Exercise instructions: Exactly reproduce each entry, leaving out nothing.

Data for this task:

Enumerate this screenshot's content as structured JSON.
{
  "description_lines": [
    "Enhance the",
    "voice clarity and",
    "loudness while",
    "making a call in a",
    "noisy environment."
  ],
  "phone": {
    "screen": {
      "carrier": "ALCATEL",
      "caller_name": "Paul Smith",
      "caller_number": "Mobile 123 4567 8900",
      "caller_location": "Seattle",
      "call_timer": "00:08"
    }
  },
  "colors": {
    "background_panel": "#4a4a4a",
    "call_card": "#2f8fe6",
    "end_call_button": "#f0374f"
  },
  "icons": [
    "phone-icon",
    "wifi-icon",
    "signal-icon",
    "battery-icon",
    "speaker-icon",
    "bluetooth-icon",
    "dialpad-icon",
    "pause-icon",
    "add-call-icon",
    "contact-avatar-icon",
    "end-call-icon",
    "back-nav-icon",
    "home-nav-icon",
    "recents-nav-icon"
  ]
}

Answer below:
Enumerate this screenshot's content as structured JSON.
{
  "description_lines": [
    "Enhance the",
    "voice clarity and",
    "loudness while",
    "making a call in a",
    "noisy environment."
  ],
  "phone": {
    "screen": {
      "carrier": "ALCATEL",
      "caller_name": "Paul Smith",
      "caller_number": "Mobile 123 4567 8900",
      "caller_location": "Seattle",
      "call_timer": "00:08"
    }
  },
  "colors": {
    "background_panel": "#4a4a4a",
    "call_card": "#2f8fe6",
    "end_call_button": "#f0374f"
  },
  "icons": [
    "phone-icon",
    "wifi-icon",
    "signal-icon",
    "battery-icon",
    "speaker-icon",
    "bluetooth-icon",
    "dialpad-icon",
    "pause-icon",
    "add-call-icon",
    "contact-avatar-icon",
    "end-call-icon",
    "back-nav-icon",
    "home-nav-icon",
    "recents-nav-icon"
  ]
}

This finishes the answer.